PROBLEM TO SOLVE – Please find all lines in the data that hold the string "green" and copy them.

INPUT –
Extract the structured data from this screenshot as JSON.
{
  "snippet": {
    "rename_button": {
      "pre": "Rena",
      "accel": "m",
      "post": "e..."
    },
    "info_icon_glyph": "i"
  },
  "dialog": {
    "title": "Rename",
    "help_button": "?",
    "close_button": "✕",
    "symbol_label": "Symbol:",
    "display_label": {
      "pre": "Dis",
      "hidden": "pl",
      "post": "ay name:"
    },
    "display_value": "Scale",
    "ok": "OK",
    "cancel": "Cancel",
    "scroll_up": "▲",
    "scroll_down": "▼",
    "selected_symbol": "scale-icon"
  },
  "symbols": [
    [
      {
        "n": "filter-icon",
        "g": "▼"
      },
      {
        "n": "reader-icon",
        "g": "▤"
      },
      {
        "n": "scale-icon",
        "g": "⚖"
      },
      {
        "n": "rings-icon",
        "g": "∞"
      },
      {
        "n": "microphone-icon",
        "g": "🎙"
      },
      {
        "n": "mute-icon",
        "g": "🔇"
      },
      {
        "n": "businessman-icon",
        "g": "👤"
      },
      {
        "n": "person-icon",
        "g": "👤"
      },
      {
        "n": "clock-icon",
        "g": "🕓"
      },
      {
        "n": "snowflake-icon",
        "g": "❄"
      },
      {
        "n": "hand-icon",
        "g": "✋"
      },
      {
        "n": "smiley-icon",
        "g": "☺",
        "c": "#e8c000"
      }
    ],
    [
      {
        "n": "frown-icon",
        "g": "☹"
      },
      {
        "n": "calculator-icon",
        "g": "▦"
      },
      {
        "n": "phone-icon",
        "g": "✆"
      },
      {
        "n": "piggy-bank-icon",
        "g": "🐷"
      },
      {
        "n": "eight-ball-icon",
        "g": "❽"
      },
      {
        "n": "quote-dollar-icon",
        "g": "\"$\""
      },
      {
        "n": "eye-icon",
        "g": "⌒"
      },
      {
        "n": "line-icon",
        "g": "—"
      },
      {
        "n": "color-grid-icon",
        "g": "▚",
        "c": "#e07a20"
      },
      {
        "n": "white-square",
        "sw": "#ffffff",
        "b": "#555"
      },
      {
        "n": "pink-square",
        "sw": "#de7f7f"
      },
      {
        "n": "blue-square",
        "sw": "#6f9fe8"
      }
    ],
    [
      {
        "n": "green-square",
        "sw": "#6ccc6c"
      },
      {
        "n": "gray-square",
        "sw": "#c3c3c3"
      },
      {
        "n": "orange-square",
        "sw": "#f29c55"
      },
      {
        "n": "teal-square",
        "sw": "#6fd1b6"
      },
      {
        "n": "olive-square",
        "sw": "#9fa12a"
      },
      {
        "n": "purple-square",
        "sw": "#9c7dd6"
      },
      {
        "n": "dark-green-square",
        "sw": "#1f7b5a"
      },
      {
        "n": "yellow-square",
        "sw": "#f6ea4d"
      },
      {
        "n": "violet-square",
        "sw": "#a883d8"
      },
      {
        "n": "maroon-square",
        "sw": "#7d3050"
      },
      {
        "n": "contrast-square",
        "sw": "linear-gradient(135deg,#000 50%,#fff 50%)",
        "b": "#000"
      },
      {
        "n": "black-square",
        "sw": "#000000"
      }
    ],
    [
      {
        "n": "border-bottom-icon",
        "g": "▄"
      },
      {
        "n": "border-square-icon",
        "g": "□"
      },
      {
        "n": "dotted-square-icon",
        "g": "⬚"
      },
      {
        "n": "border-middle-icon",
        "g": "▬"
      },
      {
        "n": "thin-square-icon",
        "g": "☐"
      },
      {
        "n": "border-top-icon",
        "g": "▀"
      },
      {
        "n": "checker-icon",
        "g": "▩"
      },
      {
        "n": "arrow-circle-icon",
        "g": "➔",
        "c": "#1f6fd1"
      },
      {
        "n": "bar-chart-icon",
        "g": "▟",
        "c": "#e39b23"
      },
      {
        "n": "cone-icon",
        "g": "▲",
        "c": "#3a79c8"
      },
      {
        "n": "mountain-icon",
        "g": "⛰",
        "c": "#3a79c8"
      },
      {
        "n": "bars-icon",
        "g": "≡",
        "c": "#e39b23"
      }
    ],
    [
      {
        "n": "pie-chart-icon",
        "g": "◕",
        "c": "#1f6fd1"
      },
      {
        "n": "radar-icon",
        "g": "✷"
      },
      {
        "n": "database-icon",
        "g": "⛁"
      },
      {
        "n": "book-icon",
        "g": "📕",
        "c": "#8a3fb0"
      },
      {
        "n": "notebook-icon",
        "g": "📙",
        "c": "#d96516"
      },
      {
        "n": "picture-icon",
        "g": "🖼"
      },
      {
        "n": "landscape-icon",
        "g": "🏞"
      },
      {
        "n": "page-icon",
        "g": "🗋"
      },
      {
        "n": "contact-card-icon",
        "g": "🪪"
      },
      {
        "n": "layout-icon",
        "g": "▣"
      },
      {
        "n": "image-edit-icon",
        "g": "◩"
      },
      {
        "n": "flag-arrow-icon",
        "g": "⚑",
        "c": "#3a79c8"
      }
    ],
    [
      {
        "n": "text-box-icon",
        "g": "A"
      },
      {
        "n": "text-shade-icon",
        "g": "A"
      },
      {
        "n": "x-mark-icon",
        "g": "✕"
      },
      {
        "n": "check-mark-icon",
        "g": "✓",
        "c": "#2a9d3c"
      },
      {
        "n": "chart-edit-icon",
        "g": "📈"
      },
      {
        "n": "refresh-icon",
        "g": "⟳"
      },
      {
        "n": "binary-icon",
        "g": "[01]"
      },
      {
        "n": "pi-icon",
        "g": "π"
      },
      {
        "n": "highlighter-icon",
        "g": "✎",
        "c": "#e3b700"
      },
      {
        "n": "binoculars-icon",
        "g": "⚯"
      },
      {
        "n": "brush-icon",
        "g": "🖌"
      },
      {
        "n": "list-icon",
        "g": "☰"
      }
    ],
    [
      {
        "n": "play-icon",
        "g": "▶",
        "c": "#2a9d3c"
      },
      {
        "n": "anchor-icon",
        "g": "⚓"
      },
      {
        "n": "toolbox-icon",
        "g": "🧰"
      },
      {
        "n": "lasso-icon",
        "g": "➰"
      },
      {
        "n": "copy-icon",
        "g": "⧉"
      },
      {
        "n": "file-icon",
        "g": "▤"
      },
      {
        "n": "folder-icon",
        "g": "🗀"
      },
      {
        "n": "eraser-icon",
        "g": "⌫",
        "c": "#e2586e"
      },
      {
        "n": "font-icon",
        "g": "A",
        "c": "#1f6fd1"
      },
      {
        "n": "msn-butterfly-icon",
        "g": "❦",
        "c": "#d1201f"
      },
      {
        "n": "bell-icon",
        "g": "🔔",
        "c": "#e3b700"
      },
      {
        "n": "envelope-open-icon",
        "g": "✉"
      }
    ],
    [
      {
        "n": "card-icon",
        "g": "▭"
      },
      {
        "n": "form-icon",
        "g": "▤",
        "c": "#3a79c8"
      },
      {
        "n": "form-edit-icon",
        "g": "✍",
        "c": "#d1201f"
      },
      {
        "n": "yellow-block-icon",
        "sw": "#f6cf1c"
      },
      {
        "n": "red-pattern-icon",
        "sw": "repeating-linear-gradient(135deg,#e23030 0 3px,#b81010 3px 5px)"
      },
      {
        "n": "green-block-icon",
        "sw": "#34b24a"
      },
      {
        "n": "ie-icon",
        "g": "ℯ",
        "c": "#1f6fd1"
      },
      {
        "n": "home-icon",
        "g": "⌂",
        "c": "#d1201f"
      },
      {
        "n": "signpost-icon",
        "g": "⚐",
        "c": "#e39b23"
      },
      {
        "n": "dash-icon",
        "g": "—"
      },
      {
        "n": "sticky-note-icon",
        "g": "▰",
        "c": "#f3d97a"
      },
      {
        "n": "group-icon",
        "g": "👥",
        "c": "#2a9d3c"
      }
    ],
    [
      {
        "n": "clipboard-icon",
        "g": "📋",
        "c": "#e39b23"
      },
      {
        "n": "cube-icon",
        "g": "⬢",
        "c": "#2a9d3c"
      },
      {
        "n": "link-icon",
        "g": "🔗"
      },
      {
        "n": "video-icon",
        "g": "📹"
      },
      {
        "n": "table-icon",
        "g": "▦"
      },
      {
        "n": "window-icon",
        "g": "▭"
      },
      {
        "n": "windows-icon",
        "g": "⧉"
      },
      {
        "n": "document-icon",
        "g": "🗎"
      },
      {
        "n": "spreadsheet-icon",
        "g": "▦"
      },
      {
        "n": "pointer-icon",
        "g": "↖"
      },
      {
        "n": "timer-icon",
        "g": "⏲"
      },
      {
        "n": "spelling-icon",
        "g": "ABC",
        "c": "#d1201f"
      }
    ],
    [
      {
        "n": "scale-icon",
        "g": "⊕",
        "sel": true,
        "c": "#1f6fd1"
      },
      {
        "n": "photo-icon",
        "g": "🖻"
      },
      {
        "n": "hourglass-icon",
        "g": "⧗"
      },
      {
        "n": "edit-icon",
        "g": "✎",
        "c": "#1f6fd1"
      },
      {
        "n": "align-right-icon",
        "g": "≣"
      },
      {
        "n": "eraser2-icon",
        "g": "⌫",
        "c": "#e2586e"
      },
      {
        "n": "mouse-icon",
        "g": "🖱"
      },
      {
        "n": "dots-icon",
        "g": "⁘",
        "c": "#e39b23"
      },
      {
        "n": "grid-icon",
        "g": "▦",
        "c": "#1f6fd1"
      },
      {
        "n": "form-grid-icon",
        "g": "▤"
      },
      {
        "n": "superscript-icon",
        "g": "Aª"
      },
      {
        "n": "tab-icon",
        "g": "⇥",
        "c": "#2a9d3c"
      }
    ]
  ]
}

RESULT –
        "n": "green-square",
        "n": "dark-green-square",
        "n": "green-block-icon",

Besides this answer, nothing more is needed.